Yes! That’s something I also equate with the romanticism we talked about earlier. Letting go of those lofty ideas, that is a very freeing thing. It was not a revelation or an epiphany, or any one thing… I just learned that when you’re in a creative position, and you start letting expectations in, or you start to think about being good or being great or being something, then you're not really doing your work. You're trying to achieve something else outside of it. I have found that if I'm just in my scene, focused on the person that I'm working with and trying to go after whatever my guy needs, then all of that other all of that other noise and pressure goes away. I’ve been thinking about this a lot the last few years, that being in a state of relaxation opens you up to the unexpected. It’s just more conducive to creating and making something substance substance into then being tense and really trying to muscle your way through something.
“That was always the thing for me! I’ve always really wanted to work on things that I would like to watch; movies that I would like to see.”
Does it get difficult to tune out that pressure and noise when you’re working on a wildly successful and highly watched show like The Bear?
I was nervous, not on set, but I was nervous before the second season came out because tonally, it's a departure from the first season. And when we made the first season, I really loved making it. I watched it too, which I don't always do and I really thought it was pretty good. And then we have this response, which nobody anticipated! And then for the second season, I was like, “Okay, there's all these people that really love it, and I feel like we've made something that's kind of different. I hope that's not some kind of betrayal.” There was expectations there, but fortunately, you know, Chris Storer and Joanna Calo are a lot smarter than me! They know how to craft a story.

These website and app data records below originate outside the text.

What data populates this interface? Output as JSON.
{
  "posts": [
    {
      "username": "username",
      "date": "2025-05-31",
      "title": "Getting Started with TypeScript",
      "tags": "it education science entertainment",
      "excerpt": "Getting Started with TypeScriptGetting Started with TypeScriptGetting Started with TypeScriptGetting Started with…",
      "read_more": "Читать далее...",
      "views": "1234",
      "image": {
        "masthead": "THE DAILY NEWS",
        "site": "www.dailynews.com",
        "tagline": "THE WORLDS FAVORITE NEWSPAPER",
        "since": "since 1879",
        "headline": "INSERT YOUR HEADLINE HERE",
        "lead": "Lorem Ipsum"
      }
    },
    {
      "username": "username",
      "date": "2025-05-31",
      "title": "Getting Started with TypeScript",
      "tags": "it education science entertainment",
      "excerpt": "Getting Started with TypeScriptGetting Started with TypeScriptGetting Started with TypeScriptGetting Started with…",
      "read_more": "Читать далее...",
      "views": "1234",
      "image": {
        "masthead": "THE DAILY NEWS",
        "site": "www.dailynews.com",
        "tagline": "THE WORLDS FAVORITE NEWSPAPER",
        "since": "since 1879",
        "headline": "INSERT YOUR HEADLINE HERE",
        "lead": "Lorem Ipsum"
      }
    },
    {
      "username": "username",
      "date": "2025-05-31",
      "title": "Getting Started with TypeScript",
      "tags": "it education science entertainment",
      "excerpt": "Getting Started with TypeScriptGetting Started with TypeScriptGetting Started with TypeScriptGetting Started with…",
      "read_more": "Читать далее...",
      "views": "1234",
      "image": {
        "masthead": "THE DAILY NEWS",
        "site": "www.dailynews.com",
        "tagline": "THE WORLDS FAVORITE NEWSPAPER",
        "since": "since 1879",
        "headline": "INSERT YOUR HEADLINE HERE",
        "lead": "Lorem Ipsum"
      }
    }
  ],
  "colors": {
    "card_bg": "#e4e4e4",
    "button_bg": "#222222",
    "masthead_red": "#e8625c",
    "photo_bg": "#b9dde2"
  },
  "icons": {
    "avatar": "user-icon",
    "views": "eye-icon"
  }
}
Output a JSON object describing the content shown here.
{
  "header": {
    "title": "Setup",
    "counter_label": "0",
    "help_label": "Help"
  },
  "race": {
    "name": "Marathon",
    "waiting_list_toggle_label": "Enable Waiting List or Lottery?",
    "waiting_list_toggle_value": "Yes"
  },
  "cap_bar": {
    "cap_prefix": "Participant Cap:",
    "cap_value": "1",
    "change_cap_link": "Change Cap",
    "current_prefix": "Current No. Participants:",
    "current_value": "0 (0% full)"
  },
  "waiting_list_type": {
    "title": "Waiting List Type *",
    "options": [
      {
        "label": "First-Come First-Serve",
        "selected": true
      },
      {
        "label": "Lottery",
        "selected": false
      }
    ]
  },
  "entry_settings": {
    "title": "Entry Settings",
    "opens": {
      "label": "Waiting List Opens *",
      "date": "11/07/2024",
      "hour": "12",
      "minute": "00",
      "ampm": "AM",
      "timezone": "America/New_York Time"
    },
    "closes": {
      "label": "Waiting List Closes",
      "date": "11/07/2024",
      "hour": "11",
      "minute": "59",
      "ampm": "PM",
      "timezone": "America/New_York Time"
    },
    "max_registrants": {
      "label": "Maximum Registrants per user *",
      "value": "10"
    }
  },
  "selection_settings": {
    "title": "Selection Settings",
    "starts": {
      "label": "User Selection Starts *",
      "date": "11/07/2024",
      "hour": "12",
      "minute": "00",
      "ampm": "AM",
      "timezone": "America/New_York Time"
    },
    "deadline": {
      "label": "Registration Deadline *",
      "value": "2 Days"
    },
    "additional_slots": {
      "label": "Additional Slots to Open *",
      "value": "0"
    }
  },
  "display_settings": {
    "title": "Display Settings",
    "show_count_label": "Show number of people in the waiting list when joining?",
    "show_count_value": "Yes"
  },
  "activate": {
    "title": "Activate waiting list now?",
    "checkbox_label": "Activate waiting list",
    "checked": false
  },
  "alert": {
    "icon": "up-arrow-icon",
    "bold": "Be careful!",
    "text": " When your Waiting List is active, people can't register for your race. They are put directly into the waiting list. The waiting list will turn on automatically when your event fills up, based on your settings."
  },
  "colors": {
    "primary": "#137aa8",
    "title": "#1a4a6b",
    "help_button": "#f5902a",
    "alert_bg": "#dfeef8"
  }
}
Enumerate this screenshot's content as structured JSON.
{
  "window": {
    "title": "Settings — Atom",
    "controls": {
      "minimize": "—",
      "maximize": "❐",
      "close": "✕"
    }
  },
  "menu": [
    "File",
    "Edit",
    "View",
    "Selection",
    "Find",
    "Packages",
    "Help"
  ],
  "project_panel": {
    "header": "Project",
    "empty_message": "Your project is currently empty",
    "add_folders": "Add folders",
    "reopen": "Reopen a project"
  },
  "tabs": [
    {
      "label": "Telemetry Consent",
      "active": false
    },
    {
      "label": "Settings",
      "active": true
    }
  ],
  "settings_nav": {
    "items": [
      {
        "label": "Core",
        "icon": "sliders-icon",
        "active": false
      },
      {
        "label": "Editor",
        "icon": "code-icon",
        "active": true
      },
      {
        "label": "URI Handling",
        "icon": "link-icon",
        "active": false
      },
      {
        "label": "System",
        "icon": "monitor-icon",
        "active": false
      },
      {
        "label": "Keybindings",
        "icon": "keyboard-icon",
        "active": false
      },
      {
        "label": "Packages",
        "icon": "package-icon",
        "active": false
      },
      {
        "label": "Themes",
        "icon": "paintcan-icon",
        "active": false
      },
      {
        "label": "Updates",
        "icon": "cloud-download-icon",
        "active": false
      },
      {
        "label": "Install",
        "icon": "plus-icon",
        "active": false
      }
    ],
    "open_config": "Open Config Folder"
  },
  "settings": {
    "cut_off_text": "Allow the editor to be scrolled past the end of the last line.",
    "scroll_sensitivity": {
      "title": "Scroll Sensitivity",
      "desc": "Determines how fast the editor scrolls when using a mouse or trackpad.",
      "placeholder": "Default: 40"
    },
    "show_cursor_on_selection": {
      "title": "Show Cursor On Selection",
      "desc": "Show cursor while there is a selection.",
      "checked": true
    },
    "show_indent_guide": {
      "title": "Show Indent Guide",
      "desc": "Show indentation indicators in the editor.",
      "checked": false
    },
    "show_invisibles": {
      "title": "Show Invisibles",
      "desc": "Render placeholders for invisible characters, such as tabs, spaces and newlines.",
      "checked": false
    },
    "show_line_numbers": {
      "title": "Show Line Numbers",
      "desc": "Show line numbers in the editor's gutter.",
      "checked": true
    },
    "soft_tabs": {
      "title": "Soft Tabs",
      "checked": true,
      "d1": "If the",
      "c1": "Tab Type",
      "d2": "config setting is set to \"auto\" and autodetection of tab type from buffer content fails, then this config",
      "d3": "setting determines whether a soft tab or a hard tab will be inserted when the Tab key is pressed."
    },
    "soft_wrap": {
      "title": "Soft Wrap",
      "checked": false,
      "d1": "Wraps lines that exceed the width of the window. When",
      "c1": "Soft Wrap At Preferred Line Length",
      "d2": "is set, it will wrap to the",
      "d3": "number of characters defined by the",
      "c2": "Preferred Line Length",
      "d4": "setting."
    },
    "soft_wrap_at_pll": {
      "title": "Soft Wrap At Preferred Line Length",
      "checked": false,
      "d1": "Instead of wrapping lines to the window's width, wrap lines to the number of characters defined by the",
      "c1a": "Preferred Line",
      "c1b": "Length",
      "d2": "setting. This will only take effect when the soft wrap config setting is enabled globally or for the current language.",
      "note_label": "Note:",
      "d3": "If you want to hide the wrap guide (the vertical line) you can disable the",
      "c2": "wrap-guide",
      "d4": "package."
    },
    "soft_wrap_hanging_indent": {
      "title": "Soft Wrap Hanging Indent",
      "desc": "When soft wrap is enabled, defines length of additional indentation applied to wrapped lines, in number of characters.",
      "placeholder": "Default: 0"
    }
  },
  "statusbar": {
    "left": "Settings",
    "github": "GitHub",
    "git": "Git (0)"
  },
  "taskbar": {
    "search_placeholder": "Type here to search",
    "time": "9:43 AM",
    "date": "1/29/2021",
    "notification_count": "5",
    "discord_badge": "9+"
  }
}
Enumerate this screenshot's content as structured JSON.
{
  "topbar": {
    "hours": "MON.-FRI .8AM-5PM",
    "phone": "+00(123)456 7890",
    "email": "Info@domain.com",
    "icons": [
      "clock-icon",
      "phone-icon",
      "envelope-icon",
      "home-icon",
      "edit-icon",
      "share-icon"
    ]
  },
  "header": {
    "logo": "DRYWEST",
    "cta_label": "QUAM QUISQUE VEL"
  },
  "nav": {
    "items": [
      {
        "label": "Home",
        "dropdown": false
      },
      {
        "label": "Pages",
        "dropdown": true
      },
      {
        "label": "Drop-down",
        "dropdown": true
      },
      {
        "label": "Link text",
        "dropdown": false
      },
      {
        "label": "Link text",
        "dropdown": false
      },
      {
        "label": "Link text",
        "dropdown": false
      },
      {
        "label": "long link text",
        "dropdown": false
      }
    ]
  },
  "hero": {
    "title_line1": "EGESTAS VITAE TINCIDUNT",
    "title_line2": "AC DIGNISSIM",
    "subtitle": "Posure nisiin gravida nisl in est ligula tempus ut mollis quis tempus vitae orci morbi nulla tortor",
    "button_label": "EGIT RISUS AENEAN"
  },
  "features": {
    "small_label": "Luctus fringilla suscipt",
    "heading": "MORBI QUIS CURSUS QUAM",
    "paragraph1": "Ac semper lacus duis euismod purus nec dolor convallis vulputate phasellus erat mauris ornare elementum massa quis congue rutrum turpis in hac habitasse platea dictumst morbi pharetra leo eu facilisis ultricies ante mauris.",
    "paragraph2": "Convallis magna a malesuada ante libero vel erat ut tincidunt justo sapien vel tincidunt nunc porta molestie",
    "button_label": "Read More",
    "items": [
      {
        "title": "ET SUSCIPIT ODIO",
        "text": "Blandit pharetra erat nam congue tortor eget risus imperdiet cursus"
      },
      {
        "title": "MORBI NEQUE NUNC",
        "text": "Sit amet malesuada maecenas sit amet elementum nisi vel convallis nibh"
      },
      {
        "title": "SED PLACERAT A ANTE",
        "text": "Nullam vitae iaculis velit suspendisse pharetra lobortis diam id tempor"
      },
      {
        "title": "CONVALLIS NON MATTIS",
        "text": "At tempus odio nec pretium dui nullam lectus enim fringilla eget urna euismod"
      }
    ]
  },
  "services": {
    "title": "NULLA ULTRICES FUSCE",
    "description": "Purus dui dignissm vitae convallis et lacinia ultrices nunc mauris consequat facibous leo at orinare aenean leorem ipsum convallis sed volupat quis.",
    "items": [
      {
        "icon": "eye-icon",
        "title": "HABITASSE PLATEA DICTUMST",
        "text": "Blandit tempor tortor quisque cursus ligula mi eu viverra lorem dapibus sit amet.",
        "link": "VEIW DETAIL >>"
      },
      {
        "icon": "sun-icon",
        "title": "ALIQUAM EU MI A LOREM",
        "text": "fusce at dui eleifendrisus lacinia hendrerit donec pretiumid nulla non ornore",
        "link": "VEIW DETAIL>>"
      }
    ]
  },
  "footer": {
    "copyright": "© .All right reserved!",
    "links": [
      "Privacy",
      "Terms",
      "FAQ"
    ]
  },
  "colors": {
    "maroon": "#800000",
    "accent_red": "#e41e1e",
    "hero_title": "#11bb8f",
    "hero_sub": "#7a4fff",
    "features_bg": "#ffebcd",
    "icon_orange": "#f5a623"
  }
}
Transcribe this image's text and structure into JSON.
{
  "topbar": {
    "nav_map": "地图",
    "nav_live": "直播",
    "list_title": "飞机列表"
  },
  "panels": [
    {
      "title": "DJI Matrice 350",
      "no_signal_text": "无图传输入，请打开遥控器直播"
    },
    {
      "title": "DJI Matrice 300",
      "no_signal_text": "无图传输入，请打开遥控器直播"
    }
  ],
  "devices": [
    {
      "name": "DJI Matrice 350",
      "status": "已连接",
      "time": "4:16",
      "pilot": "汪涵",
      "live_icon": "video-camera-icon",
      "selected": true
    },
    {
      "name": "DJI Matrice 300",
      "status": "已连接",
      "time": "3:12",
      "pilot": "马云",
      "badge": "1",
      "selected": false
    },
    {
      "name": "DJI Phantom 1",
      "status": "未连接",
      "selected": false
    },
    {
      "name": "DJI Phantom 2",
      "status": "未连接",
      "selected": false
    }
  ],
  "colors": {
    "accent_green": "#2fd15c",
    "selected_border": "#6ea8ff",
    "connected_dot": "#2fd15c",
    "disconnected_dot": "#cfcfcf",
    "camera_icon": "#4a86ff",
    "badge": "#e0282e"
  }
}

Does it feel like the success of The Bear is opening up doors for you to take on more roles that you really love, rather than ones that are necessary financially or time-wise? Maybe those romantic ideals are making a comeback…
(Laughs) I would say that a lot of those romantic ideals are not coming back, sadly. But I’m definitely in a nice period where I'm getting to work on things that I really want to work on, yeah. That was always the thing for me! I’ve always really wanted to work on things that I would like to watch, you know, movies that I would like to see. I've definitely done my share of things where it wasn’t clear why I did this, so it’s great to now be in a nicer position.
Is that the ultimate version of success for you?
I think so, yeah. That freedom to get to do the kind of work you really want, to control what you want out of your day… I think that's probably how I define success.